A decade after their diagnosis, 82 per cent of the breast cancer patients on the low-fat diet were still alive, compared with 78 per cent in the control group.
For women on the low-fat diet who developed breast cancer, this translated into a 22 per cent lower risk of death during the study, and these women typically didn’t succeed at reducing fat consumption by the amount suggested in the diet experiment.
“Decades ago, comparison of country-to-country differences in fat intake found countries with higher fat intake like the U.S. and most of Western Europe had higher breast cancer mortality, but subsequent observational studies have had inconsistent results,” said lead study author Dr Rowan Chlebowski of City of Hope National Medical Center in Duarte, California.
The WHI dietary modification trial is the only full-scale randomized trial addressing this issue,” Chlebowski said.
The main goal of the diet experiment was to get women to change their eating habits, not to count calories or lose weight.
Women assigned to change their diets had a series of group and individual counselling sessions with certified nutritionists over the first year of the program, followed by group sessions four times a year for the remainder of the experiment.
After one year, women in the diet group got about 24 per cent of their calories from fat compared with 35 per cent fat in other participants’ diets. While weight loss wasn’t a goal, women in the diet group weighted about 2.2 kilograms (4.9 pounds) less than other participants.
While the diet experiment was on-going, 671 women in the diet group and 1,093 who didn’t alter their eating habits developed breast cancer. This difference was too small to rule out the possibility that it was due to chance.
But women on the low-fat diet were less likely to develop certain hard-to-treat tumours.
One limitation of the study is that researchers relied on women to accurately describe their eating habits in questionnaires, the researchers note in JAMA Oncology. Another drawback is that women in the diet group managed only minimal increases in their consumption of fruits, vegetables and whole grains.

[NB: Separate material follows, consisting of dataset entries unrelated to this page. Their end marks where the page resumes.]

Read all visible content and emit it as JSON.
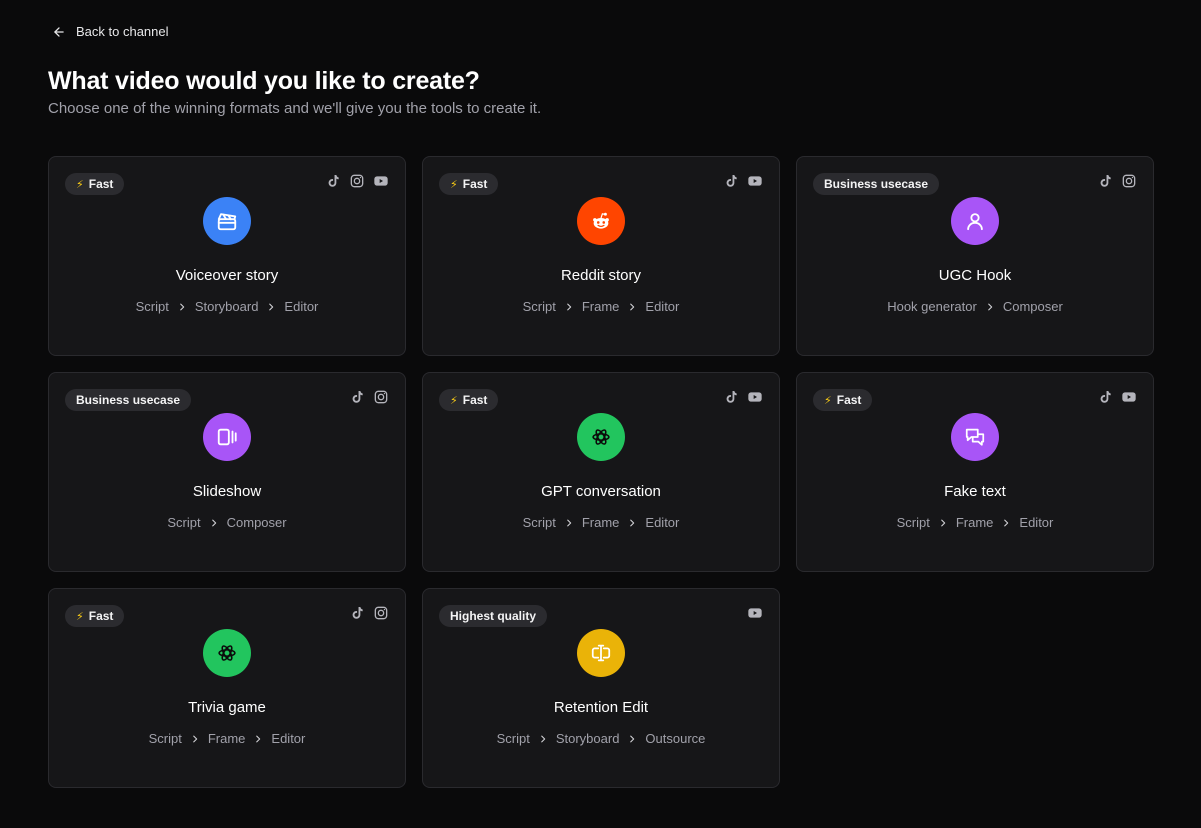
{
  "back_label": "Back to channel",
  "title": "What video would you like to create?",
  "subtitle": "Choose one of the winning formats and we'll give you the tools to create it.",
  "cards": [
    {
      "badge": "Fast",
      "fast": true,
      "title": "Voiceover story",
      "steps": [
        "Script",
        "Storyboard",
        "Editor"
      ],
      "platforms": [
        "tiktok-icon",
        "instagram-icon",
        "youtube-icon"
      ],
      "icon": "clapperboard-icon",
      "color": "#3b82f6"
    },
    {
      "badge": "Fast",
      "fast": true,
      "title": "Reddit story",
      "steps": [
        "Script",
        "Frame",
        "Editor"
      ],
      "platforms": [
        "tiktok-icon",
        "youtube-icon"
      ],
      "icon": "reddit-icon",
      "color": "#ff4500"
    },
    {
      "badge": "Business usecase",
      "fast": false,
      "title": "UGC Hook",
      "steps": [
        "Hook generator",
        "Composer"
      ],
      "platforms": [
        "tiktok-icon",
        "instagram-icon"
      ],
      "icon": "user-icon",
      "color": "#a855f7"
    },
    {
      "badge": "Business usecase",
      "fast": false,
      "title": "Slideshow",
      "steps": [
        "Script",
        "Composer"
      ],
      "platforms": [
        "tiktok-icon",
        "instagram-icon"
      ],
      "icon": "slides-icon",
      "color": "#a855f7"
    },
    {
      "badge": "Fast",
      "fast": true,
      "title": "GPT conversation",
      "steps": [
        "Script",
        "Frame",
        "Editor"
      ],
      "platforms": [
        "tiktok-icon",
        "youtube-icon"
      ],
      "icon": "openai-icon",
      "color": "#22c55e"
    },
    {
      "badge": "Fast",
      "fast": true,
      "title": "Fake text",
      "steps": [
        "Script",
        "Frame",
        "Editor"
      ],
      "platforms": [
        "tiktok-icon",
        "youtube-icon"
      ],
      "icon": "chat-icon",
      "color": "#a855f7"
    },
    {
      "badge": "Fast",
      "fast": true,
      "title": "Trivia game",
      "steps": [
        "Script",
        "Frame",
        "Editor"
      ],
      "platforms": [
        "tiktok-icon",
        "instagram-icon"
      ],
      "icon": "openai-icon",
      "color": "#22c55e"
    },
    {
      "badge": "Highest quality",
      "fast": false,
      "title": "Retention Edit",
      "steps": [
        "Script",
        "Storyboard",
        "Outsource"
      ],
      "platforms": [
        "youtube-icon"
      ],
      "icon": "text-cursor-icon",
      "color": "#eab308"
    }
  ]
}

Because women in the low-fat diet group did lose weight relative to other participants, it’s also possible that weight rather than the fat content of the diet might explain the differences in cancer survival odds, said Dr Graham Colditz, a researcher at Washington University School of Medicine in St. Louis, Missouri, who wasn’t part of the study.
“For lowering breast cancer risk – and cancer risk overall – the most important part of diet is to keep calories in check,” Colditz said by email. “Weight gain and obesity is an important risk factor for postmenopausal breast cancer – and 12 other cancers.”
Not all fat is created equal, either.
“There is no evidence that total fat intake affects the risk of breast cancer,” Colditz said. “There is growing evidence, however, suggesting that type of fat could be important, with diets rich in polyunsaturated and monounsaturated fats possibly lowering risk, and those higher in saturated and animal fats possibly increasing risk.”